(TASK DETAILS): If a line in the records below contains the word "form", copy it.

(EXERCISE MATERIAL):
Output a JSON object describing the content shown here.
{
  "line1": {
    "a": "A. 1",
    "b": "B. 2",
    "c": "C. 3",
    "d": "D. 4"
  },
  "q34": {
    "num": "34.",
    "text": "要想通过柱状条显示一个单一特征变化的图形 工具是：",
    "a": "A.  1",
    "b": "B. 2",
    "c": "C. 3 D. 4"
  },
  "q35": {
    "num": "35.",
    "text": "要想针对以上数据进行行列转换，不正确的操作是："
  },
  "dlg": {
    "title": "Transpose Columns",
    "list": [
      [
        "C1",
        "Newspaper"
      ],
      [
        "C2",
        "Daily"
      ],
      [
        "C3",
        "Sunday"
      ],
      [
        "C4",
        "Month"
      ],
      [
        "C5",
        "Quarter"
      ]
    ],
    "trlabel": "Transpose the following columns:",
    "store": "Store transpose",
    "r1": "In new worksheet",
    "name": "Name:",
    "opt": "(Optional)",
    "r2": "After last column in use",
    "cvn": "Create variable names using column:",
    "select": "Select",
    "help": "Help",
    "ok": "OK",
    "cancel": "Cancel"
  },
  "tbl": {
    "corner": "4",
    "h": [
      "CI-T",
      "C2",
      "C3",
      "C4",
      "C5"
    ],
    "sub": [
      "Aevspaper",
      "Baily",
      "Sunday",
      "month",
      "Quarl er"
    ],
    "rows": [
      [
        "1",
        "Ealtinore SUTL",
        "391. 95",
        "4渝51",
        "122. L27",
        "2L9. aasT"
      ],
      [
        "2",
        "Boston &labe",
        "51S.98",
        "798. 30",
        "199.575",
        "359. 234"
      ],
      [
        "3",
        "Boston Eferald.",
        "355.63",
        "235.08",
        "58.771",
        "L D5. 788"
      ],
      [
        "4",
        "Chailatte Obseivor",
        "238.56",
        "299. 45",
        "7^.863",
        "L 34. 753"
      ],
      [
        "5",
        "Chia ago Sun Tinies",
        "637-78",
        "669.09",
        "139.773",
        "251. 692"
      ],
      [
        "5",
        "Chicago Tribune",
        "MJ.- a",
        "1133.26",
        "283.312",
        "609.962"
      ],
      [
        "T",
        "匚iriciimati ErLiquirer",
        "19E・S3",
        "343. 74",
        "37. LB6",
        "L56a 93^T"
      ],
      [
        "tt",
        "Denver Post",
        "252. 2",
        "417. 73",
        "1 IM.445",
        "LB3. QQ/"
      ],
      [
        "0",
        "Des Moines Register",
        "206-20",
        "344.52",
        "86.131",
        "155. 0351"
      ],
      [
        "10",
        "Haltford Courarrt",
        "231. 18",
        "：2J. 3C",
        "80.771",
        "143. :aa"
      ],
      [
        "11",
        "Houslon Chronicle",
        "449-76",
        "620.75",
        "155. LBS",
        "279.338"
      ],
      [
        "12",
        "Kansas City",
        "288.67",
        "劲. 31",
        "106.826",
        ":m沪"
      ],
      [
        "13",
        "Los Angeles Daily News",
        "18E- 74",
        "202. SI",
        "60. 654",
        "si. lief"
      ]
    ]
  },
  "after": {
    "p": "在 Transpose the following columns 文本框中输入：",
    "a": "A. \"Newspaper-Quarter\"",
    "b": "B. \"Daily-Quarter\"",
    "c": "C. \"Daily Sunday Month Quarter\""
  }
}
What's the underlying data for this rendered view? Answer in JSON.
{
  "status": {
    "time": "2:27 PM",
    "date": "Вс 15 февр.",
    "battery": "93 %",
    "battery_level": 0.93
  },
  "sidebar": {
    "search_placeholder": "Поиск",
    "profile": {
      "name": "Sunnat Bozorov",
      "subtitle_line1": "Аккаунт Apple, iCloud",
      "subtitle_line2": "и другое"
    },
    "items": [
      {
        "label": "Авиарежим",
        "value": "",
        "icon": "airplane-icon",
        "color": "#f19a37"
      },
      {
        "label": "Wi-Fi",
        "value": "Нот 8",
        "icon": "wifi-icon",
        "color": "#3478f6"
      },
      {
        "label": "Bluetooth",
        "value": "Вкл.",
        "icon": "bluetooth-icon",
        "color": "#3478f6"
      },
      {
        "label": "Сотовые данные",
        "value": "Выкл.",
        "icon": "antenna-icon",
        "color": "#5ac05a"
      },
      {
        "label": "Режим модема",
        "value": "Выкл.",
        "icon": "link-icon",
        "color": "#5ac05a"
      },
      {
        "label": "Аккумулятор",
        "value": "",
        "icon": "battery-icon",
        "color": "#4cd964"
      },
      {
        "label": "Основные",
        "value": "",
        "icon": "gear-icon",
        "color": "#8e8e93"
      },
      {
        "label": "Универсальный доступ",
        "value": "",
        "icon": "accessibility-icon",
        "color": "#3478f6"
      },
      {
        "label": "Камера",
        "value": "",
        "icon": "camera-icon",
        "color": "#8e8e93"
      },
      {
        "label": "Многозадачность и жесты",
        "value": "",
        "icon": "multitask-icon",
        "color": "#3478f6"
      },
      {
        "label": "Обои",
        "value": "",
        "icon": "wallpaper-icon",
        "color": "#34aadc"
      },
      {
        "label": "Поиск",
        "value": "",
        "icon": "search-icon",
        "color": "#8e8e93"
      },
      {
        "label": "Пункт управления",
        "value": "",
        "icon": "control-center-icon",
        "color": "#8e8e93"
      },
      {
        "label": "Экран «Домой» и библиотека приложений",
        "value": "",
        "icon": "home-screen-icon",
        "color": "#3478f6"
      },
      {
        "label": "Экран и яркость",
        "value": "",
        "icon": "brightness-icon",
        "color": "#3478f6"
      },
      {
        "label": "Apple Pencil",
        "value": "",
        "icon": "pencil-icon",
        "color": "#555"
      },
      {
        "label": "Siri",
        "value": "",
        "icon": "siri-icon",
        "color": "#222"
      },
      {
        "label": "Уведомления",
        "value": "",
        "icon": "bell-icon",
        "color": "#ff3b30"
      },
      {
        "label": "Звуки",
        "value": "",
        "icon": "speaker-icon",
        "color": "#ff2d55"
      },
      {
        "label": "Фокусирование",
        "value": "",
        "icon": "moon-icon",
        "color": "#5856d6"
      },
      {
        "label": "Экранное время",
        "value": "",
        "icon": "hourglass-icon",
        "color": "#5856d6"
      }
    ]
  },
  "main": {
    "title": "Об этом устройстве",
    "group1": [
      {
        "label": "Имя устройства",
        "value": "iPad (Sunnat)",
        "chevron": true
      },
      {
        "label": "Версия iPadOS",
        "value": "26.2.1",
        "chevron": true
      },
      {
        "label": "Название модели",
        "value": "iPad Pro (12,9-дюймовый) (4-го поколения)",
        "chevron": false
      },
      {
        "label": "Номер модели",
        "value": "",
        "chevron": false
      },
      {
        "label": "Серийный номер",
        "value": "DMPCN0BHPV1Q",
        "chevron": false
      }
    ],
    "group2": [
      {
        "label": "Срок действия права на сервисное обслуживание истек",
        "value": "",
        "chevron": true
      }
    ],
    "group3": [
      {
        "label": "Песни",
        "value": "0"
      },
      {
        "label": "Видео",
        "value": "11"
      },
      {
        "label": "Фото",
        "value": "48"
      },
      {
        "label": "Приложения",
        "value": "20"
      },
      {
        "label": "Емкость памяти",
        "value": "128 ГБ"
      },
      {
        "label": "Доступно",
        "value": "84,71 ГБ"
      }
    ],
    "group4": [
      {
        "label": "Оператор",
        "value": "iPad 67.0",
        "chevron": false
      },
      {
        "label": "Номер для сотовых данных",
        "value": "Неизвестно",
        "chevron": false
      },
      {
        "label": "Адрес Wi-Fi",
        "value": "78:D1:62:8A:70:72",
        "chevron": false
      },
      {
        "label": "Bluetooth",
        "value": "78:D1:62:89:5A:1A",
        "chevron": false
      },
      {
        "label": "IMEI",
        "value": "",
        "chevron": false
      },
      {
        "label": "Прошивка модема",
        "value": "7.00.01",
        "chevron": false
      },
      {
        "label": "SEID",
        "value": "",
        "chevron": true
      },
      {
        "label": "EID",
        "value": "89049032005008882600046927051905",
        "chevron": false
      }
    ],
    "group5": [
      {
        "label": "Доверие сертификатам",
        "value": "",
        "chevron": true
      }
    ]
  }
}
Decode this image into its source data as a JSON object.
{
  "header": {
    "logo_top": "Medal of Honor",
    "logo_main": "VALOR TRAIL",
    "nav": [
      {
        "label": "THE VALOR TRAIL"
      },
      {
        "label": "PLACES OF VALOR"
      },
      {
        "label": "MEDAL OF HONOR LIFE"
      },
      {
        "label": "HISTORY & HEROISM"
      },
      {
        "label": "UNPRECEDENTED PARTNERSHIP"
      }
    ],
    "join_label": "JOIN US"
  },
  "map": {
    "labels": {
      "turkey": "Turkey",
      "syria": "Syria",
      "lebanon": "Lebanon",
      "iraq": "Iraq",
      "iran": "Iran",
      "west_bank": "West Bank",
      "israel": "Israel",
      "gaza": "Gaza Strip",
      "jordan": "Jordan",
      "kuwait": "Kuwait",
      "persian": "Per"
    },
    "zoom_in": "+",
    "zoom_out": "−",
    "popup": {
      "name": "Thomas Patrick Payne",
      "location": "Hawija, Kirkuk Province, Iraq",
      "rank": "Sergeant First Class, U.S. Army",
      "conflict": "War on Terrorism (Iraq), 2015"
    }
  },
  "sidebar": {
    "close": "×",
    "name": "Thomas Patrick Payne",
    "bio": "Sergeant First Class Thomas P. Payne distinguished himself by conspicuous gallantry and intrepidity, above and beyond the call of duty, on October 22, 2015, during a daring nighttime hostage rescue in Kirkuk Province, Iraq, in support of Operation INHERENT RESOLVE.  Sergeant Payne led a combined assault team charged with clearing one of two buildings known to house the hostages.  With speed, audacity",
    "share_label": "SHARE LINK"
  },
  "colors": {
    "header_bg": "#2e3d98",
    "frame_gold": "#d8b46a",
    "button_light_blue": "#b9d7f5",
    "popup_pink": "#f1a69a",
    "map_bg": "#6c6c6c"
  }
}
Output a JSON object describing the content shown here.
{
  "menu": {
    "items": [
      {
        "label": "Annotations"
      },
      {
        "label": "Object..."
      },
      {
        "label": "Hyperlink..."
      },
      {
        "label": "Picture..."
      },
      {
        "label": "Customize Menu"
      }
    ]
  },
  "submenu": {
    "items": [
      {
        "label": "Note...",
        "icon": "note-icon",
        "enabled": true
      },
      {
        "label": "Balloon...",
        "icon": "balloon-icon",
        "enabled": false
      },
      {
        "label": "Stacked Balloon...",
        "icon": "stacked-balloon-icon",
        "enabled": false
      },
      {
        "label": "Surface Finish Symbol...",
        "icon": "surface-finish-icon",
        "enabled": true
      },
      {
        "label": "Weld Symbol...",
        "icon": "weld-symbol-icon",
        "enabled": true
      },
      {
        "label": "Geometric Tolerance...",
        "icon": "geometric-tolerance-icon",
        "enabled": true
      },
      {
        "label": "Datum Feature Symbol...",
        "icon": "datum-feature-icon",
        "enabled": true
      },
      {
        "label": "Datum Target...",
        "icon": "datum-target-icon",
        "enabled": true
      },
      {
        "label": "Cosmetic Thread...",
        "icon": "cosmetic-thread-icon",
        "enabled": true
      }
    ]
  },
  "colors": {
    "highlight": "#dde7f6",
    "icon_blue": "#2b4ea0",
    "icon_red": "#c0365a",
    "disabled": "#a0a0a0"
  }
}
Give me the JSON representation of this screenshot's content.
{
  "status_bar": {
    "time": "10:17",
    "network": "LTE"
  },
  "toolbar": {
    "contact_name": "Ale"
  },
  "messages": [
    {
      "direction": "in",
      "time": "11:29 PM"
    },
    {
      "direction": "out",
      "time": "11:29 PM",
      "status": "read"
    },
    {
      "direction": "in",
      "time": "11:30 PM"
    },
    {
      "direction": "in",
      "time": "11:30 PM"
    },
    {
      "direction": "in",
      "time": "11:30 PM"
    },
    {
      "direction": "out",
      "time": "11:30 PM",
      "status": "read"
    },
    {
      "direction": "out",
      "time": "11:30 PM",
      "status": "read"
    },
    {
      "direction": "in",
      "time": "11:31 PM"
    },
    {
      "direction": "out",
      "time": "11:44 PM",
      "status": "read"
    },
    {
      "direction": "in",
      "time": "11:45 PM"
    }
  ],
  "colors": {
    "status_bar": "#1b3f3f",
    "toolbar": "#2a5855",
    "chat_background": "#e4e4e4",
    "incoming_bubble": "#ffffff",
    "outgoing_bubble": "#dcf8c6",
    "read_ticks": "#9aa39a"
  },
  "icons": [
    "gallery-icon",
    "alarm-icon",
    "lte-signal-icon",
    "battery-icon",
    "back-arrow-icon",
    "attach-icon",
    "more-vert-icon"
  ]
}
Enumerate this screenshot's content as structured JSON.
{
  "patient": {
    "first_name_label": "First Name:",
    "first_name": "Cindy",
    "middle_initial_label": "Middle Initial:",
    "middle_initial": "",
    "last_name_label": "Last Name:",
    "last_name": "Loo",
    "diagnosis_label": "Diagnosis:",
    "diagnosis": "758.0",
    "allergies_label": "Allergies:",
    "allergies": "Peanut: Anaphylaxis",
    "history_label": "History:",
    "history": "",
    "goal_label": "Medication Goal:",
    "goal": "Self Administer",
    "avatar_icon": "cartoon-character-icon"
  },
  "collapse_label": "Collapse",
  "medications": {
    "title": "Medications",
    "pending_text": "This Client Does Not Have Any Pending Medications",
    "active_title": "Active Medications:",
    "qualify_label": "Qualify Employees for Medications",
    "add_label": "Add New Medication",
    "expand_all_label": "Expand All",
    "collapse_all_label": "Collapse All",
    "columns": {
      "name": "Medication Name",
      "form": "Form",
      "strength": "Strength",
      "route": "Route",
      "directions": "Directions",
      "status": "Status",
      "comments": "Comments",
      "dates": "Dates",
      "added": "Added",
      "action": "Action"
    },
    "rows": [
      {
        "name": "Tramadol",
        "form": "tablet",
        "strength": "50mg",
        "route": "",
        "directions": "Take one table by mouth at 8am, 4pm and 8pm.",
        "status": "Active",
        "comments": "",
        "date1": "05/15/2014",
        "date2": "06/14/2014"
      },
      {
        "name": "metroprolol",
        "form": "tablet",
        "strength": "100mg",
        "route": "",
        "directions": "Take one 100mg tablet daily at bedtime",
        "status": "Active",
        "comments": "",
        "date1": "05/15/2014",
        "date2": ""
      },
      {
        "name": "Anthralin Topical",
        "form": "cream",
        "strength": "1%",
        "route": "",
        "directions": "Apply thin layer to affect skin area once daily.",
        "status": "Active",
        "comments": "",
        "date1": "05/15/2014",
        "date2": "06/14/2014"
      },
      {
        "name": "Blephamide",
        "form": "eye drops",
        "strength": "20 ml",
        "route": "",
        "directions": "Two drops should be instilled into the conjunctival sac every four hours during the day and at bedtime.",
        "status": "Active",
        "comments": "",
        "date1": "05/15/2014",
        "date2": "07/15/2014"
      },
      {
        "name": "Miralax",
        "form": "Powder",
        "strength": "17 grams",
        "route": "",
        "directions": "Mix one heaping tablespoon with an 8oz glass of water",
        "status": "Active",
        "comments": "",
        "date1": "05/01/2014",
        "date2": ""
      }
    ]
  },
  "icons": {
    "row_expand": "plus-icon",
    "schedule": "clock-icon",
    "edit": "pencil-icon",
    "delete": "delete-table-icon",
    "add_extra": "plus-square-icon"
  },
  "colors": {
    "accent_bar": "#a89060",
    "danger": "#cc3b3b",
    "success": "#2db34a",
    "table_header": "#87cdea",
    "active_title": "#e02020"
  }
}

(SOLUTION):
      "form": "Form",
        "form": "tablet",
        "form": "tablet",
        "form": "cream",
        "form": "eye drops",
        "form": "Powder",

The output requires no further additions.